The empty shelves at a Target in Dallas last June show how unprepared stores were for the COVID-19 crisis.

In late 2020, the world saw shortages in a variety of products due to the COVID-19 pandemic and the repercussions in the context of the global supply chain. This has continued to influence daily life for everyday consumers, as well as transnational corporations. 

The supply chain is the interconnected network of producers, suppliers, and distributors of different products. During early 2020, lockdowns shutdown shipping lanes and factories around the globe. Restarting the global supply chain proved increasingly difficult. The blockage of the Suez Canal for six days in late March this year slowed the process down even further.

Per Forbes, “The complex system that moves raw materials and finished products around the globe requires predictability and precision. Both had been lost.” Some of the major issues that created this loss of precision is a shortage of shipping containers and an increase in shipping costs and congestion in delivery hubs. 

On the distribution side, the spread of COVID-19 has sidelined many of the workers vital for the transportation of goods. The shortage of both truck drivers and port workers has impeded the circulation of goods made at factories in Asia to western countries. 

Once offloaded at ports, goods languish for up to two weeks because there aren’t enough drivers to transport them… Pre-pandemic, a typical wait was three to four days.””

— Oren Klachkin, lead U.S. Economist for Oxford Economics

Once offloaded at ports, goods languish for up to two weeks because there aren’t enough drivers to transport them,” said Oren Klachkin, the lead U.S. economist for Oxford Economics in a recent report. “Pre-pandemic, a typical wait was three to four days.”

This disruption in the supply chain is the root cause for many of the shortages around the world.

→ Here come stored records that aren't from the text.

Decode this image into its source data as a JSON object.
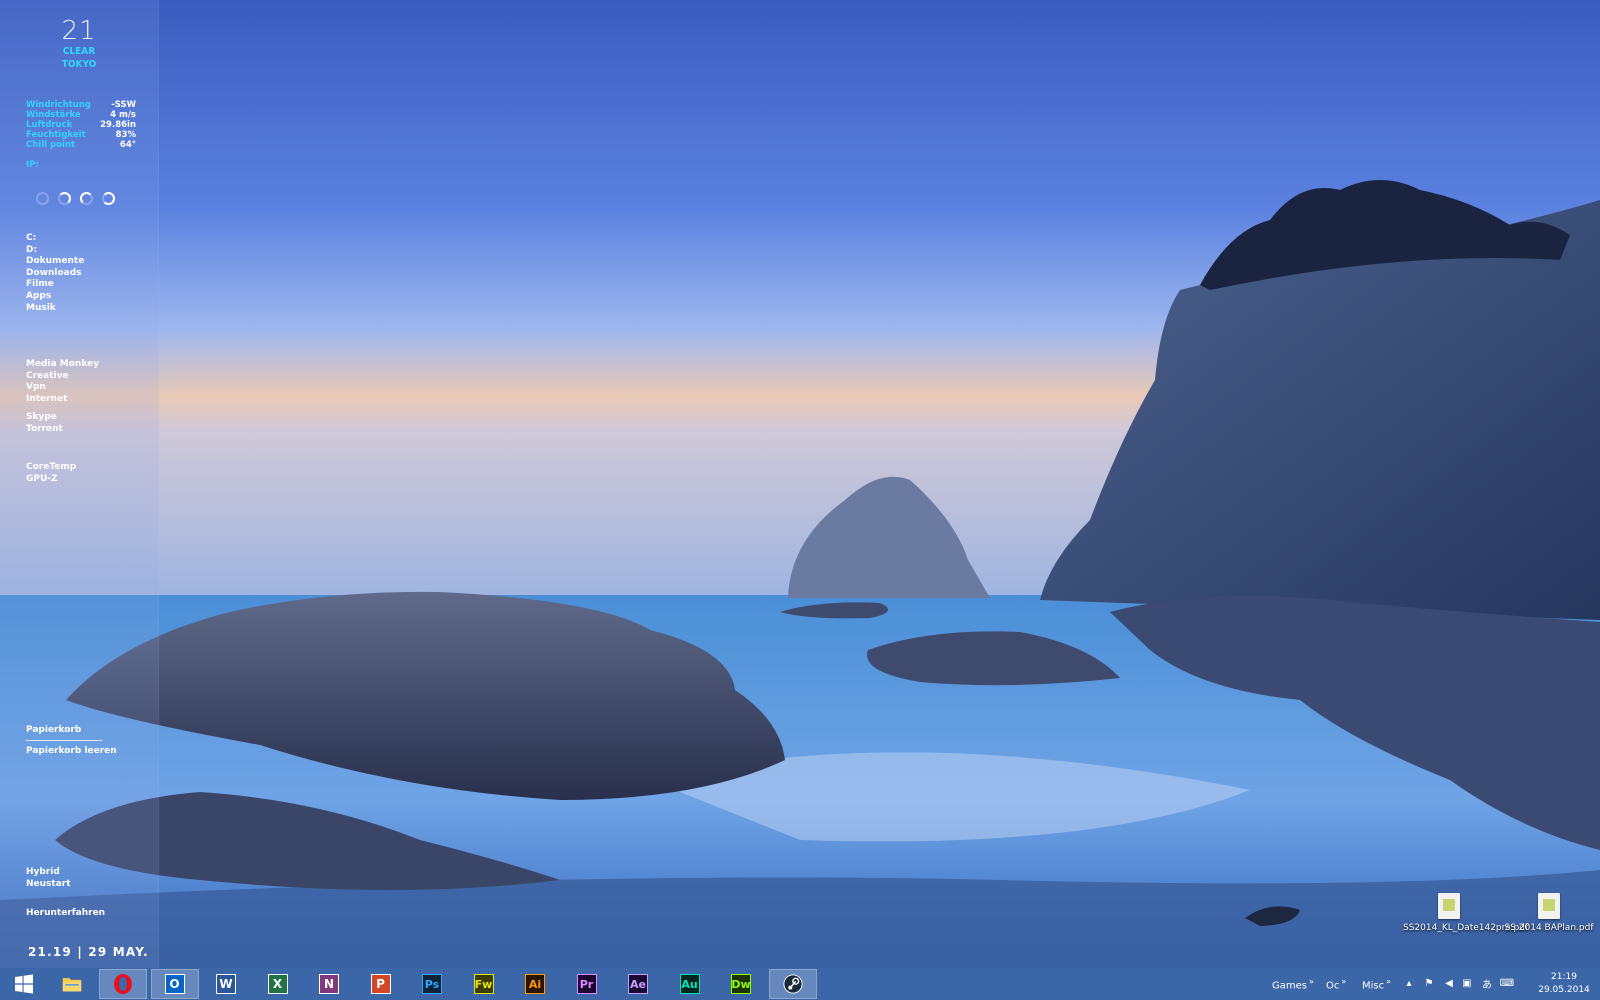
{
  "sidebar": {
    "clock_hour": "21",
    "clock_city_line1": "CLEAR",
    "clock_city_line2": "TOKYO",
    "weather": [
      {
        "label": "Windrichtung",
        "value": "-SSW"
      },
      {
        "label": "Windstärke",
        "value": "4 m/s"
      },
      {
        "label": "Luftdruck",
        "value": "29.86in"
      },
      {
        "label": "Feuchtigkeit",
        "value": "83%"
      },
      {
        "label": "Chill point",
        "value": "64°"
      }
    ],
    "ip_label": "IP:",
    "drives": [
      "C:",
      "D:",
      "Dokumente",
      "Downloads",
      "Filme",
      "Apps",
      "Musik"
    ],
    "apps_group1": [
      "Media Monkey",
      "Creative",
      "Vpn",
      "Internet"
    ],
    "apps_group2": [
      "Skype",
      "Torrent"
    ],
    "tools": [
      "CoreTemp",
      "GPU-Z"
    ],
    "recycle": "Papierkorb",
    "recycle_empty": "Papierkorb leeren",
    "power": [
      "Hybrid",
      "Neustart"
    ],
    "shutdown": "Herunterfahren",
    "date_strip": "21.19 | 29 MAY."
  },
  "desktop_icons": [
    {
      "label": "SS2014_KL_Date142pre.pdf"
    },
    {
      "label": "SS 2014 BAPlan.pdf"
    }
  ],
  "taskbar": {
    "apps": [
      {
        "icon": "windows-start-icon",
        "text": "",
        "bg": "",
        "fg": "#ffffff"
      },
      {
        "icon": "file-explorer-icon",
        "text": "",
        "bg": "#f2c94c",
        "fg": "#7a5a00"
      },
      {
        "icon": "opera-icon",
        "text": "O",
        "bg": "",
        "fg": "#e8101b"
      },
      {
        "icon": "outlook-icon",
        "text": "O",
        "bg": "#0a64c4",
        "fg": "#ffffff"
      },
      {
        "icon": "word-icon",
        "text": "W",
        "bg": "#2b579a",
        "fg": "#ffffff"
      },
      {
        "icon": "excel-icon",
        "text": "X",
        "bg": "#217346",
        "fg": "#ffffff"
      },
      {
        "icon": "onenote-icon",
        "text": "N",
        "bg": "#80397b",
        "fg": "#ffffff"
      },
      {
        "icon": "powerpoint-icon",
        "text": "P",
        "bg": "#d24726",
        "fg": "#ffffff"
      },
      {
        "icon": "photoshop-icon",
        "text": "Ps",
        "bg": "#0d2336",
        "fg": "#31a8ff"
      },
      {
        "icon": "fireworks-icon",
        "text": "Fw",
        "bg": "#3b3d00",
        "fg": "#e6e612"
      },
      {
        "icon": "illustrator-icon",
        "text": "Ai",
        "bg": "#2c1404",
        "fg": "#ff9a00"
      },
      {
        "icon": "premiere-icon",
        "text": "Pr",
        "bg": "#1f0631",
        "fg": "#d98cff"
      },
      {
        "icon": "after-effects-icon",
        "text": "Ae",
        "bg": "#1a0a33",
        "fg": "#c6a0ff"
      },
      {
        "icon": "audition-icon",
        "text": "Au",
        "bg": "#00271f",
        "fg": "#00e4bb"
      },
      {
        "icon": "dreamweaver-icon",
        "text": "Dw",
        "bg": "#1e3300",
        "fg": "#8fff00"
      },
      {
        "icon": "steam-icon",
        "text": "",
        "bg": "",
        "fg": "#ffffff"
      }
    ],
    "toolbars": [
      "Games",
      "Oc",
      "Misc"
    ],
    "tray_time": "21:19",
    "tray_date": "29.05.2014"
  }
}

Examples of major shortages are healthcare supplies including oxygen and PPE equipment, computer chips, food products, and labor.  COVID-19 increased the need for medical protection equipment, but the broken supply chain is unable to provide what is necessary.

Perhaps the shortage with the most far-reaching consequences, computer chips are necessary for many of the machines involved in the supply chain. Production of these chips slowed significantly due to the pandemic, and cannot yet work fast enough to make up for the loss. Car factories in many countries have had to shut down their assembly lines, which has, in turn, resulted in a shortage of delivery trucks. This has only compounded the issues in the production and distribution chain.

Per the New York Times in an article about the recent shortages, “By the time they realized that demand was reviving, it was too late: Ramping up production of computer chips requires months.” 

The chief executive of intel,  Pat Gelsinger, predicts the shortage of computer chips will get worse in the second half of this year, and it will be a year or two before supplies return to normal.

Labor shortages are now widespread and affecting nearly every part of day to day life. The loss of labor due to COVID impacts a country’s economy as a whole, but it also influences life within North Allegheny. The school district is facing a shortage of cafeteria workers, custodians, and bus drivers. Current workers are forced to overextend themselves to do jobs meant for a greater number of people.

These shortages and issues in the supply chain will not be fixed anytime soon. With the upcoming holiday season and the continued outbreaks of COVID-19, distribution will continue to have severe delays.